== Exercise goal ==
Going through the entries below, copy out each line that contains "frac".

== Raw data ==
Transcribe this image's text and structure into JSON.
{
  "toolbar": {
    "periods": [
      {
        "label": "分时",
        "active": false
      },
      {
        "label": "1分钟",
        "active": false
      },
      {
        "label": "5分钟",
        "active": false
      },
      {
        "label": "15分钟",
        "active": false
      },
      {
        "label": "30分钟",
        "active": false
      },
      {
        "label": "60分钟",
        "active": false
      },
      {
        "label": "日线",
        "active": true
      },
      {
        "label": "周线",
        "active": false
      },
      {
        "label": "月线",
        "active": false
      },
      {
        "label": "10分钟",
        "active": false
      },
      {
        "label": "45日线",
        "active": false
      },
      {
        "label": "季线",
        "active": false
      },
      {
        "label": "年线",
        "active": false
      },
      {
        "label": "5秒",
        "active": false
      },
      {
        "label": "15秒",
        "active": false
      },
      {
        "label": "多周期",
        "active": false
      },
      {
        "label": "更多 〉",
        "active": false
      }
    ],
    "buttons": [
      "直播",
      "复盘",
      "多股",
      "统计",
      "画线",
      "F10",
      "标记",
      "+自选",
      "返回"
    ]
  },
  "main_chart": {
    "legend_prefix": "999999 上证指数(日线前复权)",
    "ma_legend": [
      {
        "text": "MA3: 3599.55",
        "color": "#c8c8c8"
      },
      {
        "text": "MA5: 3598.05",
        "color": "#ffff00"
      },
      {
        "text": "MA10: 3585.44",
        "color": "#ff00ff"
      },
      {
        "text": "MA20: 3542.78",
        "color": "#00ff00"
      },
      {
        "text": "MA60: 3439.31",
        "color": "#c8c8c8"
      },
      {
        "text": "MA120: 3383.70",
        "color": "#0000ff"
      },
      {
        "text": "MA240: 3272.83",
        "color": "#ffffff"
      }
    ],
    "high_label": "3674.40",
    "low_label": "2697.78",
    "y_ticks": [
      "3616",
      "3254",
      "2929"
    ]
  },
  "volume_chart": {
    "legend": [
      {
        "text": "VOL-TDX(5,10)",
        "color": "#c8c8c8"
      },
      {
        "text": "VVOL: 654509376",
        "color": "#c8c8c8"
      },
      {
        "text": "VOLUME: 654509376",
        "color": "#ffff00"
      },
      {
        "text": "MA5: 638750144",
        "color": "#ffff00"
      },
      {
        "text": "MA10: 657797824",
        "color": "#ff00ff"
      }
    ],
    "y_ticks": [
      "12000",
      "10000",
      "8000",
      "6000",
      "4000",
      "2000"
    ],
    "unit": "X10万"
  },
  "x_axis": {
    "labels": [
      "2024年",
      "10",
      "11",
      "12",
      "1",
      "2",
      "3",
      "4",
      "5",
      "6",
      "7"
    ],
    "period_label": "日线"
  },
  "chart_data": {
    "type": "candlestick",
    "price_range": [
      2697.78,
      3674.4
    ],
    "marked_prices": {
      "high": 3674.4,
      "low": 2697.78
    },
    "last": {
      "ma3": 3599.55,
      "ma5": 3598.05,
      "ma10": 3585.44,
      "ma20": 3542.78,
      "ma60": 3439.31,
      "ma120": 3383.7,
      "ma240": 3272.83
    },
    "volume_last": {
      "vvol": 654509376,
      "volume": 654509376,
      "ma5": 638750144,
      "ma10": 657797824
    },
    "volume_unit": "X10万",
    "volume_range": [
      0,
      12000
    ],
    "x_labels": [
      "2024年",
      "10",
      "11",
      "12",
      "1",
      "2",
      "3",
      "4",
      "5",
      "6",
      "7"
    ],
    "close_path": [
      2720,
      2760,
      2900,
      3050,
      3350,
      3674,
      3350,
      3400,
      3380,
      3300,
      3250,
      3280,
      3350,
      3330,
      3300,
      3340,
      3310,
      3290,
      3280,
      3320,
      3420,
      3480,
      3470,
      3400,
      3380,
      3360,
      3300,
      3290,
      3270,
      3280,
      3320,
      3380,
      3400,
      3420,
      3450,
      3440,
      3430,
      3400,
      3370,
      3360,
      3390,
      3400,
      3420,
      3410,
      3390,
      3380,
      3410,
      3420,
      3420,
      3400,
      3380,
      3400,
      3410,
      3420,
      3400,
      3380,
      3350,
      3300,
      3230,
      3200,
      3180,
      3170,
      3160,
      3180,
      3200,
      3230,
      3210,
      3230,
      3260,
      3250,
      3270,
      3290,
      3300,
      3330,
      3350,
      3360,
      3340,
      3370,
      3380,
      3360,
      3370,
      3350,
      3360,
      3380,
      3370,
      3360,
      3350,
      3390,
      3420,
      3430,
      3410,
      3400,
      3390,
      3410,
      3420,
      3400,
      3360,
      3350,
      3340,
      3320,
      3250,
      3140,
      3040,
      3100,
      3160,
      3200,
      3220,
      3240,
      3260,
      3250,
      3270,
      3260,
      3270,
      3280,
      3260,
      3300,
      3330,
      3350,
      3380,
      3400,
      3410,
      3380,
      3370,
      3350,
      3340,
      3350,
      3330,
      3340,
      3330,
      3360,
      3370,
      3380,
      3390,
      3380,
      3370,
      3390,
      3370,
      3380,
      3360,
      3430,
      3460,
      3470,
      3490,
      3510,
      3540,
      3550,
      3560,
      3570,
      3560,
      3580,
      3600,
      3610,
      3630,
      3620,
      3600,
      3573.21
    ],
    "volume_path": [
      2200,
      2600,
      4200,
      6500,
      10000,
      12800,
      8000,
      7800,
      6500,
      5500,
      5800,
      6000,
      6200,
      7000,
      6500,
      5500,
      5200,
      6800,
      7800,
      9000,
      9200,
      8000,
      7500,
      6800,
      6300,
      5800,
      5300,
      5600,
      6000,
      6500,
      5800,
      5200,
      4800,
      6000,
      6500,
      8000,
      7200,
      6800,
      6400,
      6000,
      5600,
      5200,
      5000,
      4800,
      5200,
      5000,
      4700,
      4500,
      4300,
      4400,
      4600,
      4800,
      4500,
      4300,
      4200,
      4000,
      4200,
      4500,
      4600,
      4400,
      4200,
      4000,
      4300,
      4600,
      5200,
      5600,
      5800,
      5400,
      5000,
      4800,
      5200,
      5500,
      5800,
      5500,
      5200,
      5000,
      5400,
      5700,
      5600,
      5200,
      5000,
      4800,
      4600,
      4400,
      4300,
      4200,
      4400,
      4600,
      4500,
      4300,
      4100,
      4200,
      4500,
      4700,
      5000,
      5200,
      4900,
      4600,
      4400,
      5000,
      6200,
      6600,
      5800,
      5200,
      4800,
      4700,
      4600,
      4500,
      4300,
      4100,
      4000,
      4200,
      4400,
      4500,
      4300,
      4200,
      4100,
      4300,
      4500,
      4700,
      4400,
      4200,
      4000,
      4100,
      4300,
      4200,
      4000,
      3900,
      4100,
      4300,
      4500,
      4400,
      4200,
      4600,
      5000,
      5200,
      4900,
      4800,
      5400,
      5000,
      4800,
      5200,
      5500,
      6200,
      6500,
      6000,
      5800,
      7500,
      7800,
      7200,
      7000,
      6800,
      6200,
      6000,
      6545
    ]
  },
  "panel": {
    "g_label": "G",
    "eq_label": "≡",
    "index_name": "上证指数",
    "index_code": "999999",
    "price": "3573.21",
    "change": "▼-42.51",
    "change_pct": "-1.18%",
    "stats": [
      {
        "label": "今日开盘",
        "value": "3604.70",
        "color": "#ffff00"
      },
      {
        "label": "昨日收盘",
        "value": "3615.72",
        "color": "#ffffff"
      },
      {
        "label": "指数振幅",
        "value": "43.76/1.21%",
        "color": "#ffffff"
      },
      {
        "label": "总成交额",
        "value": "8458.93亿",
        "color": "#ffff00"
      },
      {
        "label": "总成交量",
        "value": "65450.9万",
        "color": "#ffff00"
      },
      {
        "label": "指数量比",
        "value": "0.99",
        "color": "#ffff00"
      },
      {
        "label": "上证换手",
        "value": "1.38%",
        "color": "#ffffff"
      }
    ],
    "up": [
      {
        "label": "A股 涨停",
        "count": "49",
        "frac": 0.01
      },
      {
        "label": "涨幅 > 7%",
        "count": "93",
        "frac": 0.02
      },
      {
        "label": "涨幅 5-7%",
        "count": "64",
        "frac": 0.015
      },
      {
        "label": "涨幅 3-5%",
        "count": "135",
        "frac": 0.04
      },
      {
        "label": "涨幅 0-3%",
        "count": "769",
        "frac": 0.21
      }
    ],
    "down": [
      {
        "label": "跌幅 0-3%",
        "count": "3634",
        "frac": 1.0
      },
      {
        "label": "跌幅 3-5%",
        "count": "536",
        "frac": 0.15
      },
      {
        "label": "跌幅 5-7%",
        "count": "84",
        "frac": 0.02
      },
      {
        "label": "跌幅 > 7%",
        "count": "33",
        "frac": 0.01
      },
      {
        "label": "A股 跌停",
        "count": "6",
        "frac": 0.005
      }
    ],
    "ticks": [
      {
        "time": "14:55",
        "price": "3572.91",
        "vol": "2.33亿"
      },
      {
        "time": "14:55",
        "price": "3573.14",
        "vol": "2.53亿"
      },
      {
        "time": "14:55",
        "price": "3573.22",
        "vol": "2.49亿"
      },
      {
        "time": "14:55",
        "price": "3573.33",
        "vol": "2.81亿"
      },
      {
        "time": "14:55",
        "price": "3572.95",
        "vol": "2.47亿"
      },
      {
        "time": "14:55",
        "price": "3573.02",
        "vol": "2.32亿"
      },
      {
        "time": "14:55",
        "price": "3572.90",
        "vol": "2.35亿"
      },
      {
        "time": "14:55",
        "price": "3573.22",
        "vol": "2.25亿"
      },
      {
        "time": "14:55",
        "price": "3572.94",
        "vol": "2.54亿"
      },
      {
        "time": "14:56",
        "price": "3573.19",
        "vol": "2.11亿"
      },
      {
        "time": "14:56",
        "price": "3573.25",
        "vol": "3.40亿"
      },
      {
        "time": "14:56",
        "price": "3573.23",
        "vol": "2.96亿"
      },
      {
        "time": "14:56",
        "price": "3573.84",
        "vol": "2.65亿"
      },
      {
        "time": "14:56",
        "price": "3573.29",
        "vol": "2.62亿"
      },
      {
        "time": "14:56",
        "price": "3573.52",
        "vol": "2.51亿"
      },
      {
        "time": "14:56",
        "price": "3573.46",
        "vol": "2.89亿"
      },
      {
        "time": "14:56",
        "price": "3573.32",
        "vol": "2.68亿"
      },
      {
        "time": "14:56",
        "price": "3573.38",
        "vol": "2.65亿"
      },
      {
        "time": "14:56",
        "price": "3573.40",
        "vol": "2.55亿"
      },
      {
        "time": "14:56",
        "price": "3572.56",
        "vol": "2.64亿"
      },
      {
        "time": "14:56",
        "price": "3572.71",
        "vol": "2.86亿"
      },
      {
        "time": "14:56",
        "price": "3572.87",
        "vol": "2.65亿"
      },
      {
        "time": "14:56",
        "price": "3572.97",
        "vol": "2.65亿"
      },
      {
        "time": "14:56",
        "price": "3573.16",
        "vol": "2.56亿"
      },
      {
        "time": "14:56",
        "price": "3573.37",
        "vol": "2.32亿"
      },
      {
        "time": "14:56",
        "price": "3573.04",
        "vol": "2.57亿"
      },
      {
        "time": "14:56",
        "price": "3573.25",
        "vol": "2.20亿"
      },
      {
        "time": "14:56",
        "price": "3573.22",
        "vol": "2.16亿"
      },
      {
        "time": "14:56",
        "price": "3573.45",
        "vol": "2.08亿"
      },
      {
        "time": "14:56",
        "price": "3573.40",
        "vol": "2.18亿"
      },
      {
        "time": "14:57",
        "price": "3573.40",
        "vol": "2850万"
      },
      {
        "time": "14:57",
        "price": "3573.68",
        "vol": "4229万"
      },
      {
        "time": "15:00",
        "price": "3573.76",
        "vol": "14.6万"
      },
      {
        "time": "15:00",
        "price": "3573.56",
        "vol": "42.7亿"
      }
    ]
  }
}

== Your response ==
        "frac": 0.01
        "frac": 0.02
        "frac": 0.015
        "frac": 0.04
        "frac": 0.21
        "frac": 1.0
        "frac": 0.15
        "frac": 0.02
        "frac": 0.01
        "frac": 0.005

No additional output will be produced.